→ **Instructions for the task**
Read the listing below and tally the lines that contain "INSTITUT"; the reply is that tally only.
Materials provided: Begin
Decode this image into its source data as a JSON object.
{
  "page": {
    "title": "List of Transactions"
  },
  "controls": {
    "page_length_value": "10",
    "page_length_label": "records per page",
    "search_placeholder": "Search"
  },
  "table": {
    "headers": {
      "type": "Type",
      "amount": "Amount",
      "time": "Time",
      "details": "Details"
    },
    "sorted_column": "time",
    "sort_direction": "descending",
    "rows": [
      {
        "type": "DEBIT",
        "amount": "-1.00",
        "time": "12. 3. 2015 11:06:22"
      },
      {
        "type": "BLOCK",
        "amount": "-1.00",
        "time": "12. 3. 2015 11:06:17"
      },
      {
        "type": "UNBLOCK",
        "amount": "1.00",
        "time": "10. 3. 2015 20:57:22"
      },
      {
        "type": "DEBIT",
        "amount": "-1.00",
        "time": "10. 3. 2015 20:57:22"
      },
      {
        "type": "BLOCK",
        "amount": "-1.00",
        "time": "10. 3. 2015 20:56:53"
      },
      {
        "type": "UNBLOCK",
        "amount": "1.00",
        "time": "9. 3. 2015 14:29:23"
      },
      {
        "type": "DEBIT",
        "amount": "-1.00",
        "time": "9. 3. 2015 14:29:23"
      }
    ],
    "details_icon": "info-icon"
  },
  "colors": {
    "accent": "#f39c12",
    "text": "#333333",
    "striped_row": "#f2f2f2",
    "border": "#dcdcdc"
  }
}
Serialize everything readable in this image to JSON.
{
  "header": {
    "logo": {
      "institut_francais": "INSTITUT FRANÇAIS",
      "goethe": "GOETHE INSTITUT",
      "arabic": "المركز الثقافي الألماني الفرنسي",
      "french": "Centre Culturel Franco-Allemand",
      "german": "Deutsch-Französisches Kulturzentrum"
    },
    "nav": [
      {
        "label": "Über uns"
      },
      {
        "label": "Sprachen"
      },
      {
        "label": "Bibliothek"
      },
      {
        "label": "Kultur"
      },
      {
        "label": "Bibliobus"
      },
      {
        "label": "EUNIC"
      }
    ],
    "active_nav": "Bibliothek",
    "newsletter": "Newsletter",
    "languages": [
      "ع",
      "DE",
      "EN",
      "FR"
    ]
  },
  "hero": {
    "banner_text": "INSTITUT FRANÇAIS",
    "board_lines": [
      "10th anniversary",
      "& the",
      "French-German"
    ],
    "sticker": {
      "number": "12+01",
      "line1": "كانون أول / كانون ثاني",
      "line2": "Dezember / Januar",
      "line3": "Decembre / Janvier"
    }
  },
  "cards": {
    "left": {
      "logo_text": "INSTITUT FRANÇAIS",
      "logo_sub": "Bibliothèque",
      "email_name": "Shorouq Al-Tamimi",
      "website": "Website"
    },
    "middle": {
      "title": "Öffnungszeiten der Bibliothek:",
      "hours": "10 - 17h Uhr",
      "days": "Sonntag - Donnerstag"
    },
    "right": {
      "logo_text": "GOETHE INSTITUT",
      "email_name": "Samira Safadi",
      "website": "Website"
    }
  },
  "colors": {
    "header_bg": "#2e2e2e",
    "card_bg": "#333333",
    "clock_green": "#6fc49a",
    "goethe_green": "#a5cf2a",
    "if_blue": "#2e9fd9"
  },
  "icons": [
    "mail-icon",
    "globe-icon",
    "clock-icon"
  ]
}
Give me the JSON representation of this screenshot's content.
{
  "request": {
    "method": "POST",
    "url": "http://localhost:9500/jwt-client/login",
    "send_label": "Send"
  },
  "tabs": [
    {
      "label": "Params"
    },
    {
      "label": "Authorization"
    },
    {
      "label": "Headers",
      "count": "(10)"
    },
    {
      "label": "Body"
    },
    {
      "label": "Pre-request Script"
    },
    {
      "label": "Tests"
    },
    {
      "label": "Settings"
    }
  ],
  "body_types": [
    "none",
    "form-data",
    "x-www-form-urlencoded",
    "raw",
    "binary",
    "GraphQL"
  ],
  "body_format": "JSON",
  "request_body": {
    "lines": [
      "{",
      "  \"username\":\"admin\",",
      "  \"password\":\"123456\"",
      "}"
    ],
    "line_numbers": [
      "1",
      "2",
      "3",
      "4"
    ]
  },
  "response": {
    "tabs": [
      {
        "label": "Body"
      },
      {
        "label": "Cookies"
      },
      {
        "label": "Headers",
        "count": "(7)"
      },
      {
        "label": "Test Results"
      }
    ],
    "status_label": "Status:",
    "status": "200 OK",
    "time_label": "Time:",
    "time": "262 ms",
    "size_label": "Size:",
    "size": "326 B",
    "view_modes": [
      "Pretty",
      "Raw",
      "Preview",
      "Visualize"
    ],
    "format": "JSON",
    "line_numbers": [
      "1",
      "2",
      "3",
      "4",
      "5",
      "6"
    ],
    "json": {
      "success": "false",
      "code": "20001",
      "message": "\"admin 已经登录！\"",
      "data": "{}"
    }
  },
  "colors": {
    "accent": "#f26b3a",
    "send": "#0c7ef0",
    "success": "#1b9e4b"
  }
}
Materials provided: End
→ **Result of this exercise**
5